Since 1994, the Women’s Venture Fund—which is a Certified Community Development Financial Institution—has helped women launch more than 3,200 small businesses in urban communities by offering entrepreneurial training, technical assistance, advisory services, and small loans.
The WVF notes that one challenge women entrepreneurs face is that traditional lenders, such as banks, “undervalue women’s work experience and often cite lack of adequate credit history as the basis for rejecting women for credit, especially since most women seek loans that are less than $100,000.” There are often business loans for women if the entrepreneur knows where to look.
Currently, the WVF works with women in the New York City metropolitan area to help them map out a plan to build and grow their businesses.

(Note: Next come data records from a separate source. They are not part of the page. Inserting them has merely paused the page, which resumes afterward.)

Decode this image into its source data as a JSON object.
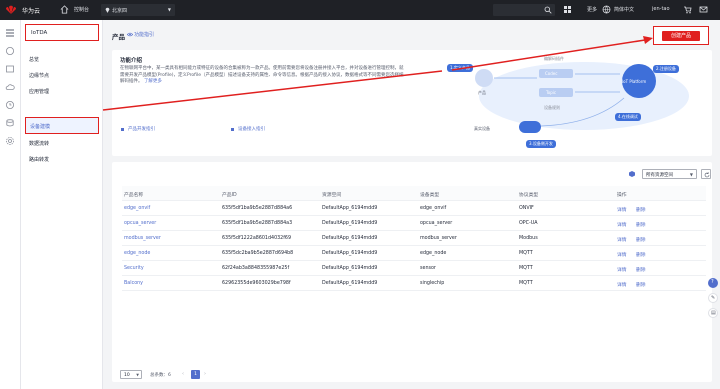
{
  "topbar": {
    "brand": "华为云",
    "console": "控制台",
    "region": "北京四",
    "more": "更多",
    "language": "简体中文",
    "user": "jen-tao"
  },
  "sidenav": {
    "header": "IoTDA",
    "items": [
      "总览",
      "边缘节点",
      "应用管理",
      "设备建模",
      "数据流转",
      "路由转发"
    ],
    "active_index": 3
  },
  "header": {
    "title": "产品",
    "guide": "功能指引",
    "create": "创建产品"
  },
  "intro": {
    "title": "功能介绍",
    "desc": "在物联网平台中，某一类具有相同能力或特征的设备的合集被称为一款产品。使用前需要您将设备注册并接入平台，并对设备进行管理控制，就需要开发产品模型(Profile)，定义Profile（产品模型）描述设备支持的属性、命令等信息。根据产品的接入协议，数据格式等不同需要您选择编解码插件。",
    "more": "了解更多",
    "links": [
      "产品开发指引",
      "设备接入指引"
    ],
    "diagram": {
      "product": "产品",
      "plugin": "编解码插件",
      "codec": "Codec",
      "topic": "Topic",
      "rules": "设备规则",
      "platform": "IoT Platform",
      "device": "真实设备",
      "steps": [
        "1.定义产品",
        "2.注册设备",
        "3.设备侧开发",
        "4.在线调试"
      ]
    }
  },
  "table": {
    "resource_filter": "所有资源空间",
    "columns": [
      "产品名称",
      "产品ID",
      "资源空间",
      "设备类型",
      "协议类型",
      "操作"
    ],
    "rows": [
      [
        "edge_onvif",
        "635f5df1ba9b5e2887d884a6",
        "DefaultApp_6194mdd9",
        "edge_onvif",
        "ONVIF"
      ],
      [
        "opcua_server",
        "635f5df1ba9b5e2887d884a3",
        "DefaultApp_6194mdd9",
        "opcua_server",
        "OPC-UA"
      ],
      [
        "modbus_server",
        "635f5df1222a8601d4032f69",
        "DefaultApp_6194mdd9",
        "modbus_server",
        "Modbus"
      ],
      [
        "edge_node",
        "635f5dc2ba9b5e2887d694b8",
        "DefaultApp_6194mdd9",
        "edge_node",
        "MQTT"
      ],
      [
        "Security",
        "62f24ab3a8848355987e25f",
        "DefaultApp_6194mdd9",
        "sensor",
        "MQTT"
      ],
      [
        "Balcony",
        "62962355de9603029be798f",
        "DefaultApp_6194mdd9",
        "singlechip",
        "MQTT"
      ]
    ],
    "ops": [
      "详情",
      "删除"
    ],
    "page_size": "10",
    "total_label": "总条数：6",
    "page": "1"
  }
}
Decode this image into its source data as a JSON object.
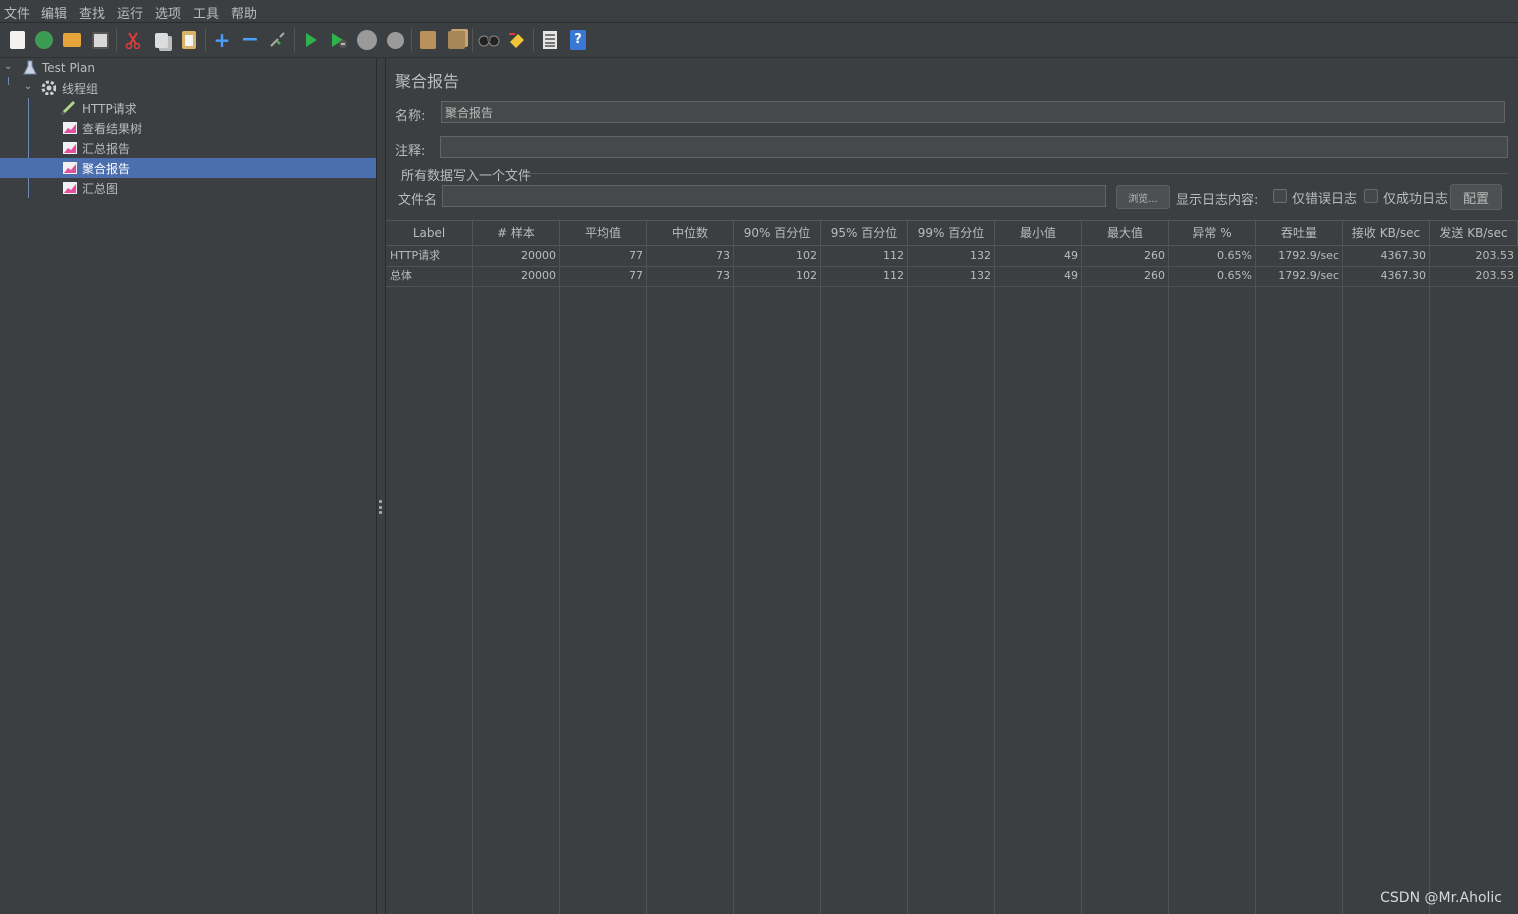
{
  "menu": [
    "文件",
    "编辑",
    "查找",
    "运行",
    "选项",
    "工具",
    "帮助"
  ],
  "toolbar_icons": [
    "new-icon",
    "templates-icon",
    "open-icon",
    "save-icon",
    "cut-icon",
    "copy-icon",
    "paste-icon",
    "expand-icon",
    "collapse-icon",
    "toggle-icon",
    "start-icon",
    "start-no-pause-icon",
    "stop-icon",
    "shutdown-icon",
    "clear-icon",
    "clear-all-icon",
    "search-icon",
    "reset-search-icon",
    "function-helper-icon",
    "help-icon"
  ],
  "tree": {
    "items": [
      {
        "label": "Test Plan"
      },
      {
        "label": "线程组"
      },
      {
        "label": "HTTP请求"
      },
      {
        "label": "查看结果树"
      },
      {
        "label": "汇总报告"
      },
      {
        "label": "聚合报告"
      },
      {
        "label": "汇总图"
      }
    ]
  },
  "panel": {
    "title": "聚合报告",
    "name_label": "名称:",
    "name_value": "聚合报告",
    "comment_label": "注释:",
    "comment_value": "",
    "group_title": "所有数据写入一个文件",
    "filename_label": "文件名",
    "filename_value": "",
    "browse_label": "浏览...",
    "log_label": "显示日志内容:",
    "errors_only": "仅错误日志",
    "success_only": "仅成功日志",
    "config_label": "配置"
  },
  "table": {
    "headers": [
      "Label",
      "# 样本",
      "平均值",
      "中位数",
      "90% 百分位",
      "95% 百分位",
      "99% 百分位",
      "最小值",
      "最大值",
      "异常 %",
      "吞吐量",
      "接收 KB/sec",
      "发送 KB/sec"
    ],
    "rows": [
      [
        "HTTP请求",
        "20000",
        "77",
        "73",
        "102",
        "112",
        "132",
        "49",
        "260",
        "0.65%",
        "1792.9/sec",
        "4367.30",
        "203.53"
      ],
      [
        "总体",
        "20000",
        "77",
        "73",
        "102",
        "112",
        "132",
        "49",
        "260",
        "0.65%",
        "1792.9/sec",
        "4367.30",
        "203.53"
      ]
    ]
  },
  "watermark": "CSDN @Mr.Aholic",
  "colors": {
    "background": "#3c3f41",
    "selection": "#4b6eaf",
    "text": "#bbbbbb"
  }
}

4. The SBA’s Office of Women’s Business Ownership
The U.S. Small Business Administration’s Office of Women’s Business Ownership offers women entrepreneurs business training and counseling, as well as access to credit and capital, marketing opportunities, and federal contracts. There are thousands of locations in the U.S. where women business owners can tap into these resources.
Each center tailors its offerings to the needs of the community, but they all provide training in finance, management, and marketing, too.
5. International Women’s Forum
The International Women’s Forum is an organization of established women leaders in business, government, arts organizations, philanthropy, research, and many other sectors—on a global scale. It’s composed of more than 6,400 members from 35 countries. In addition to its annual meetings, which serve to grow leadership opportunities for women, it also offers an executive development roundtable, as well as mentoring and fellows programs.
If you want to participate in furthering women’s leadership on a global level, this is a powerful group to be involved with. Membership with IWF is by invitation only, but you can inquire about becoming a candidate.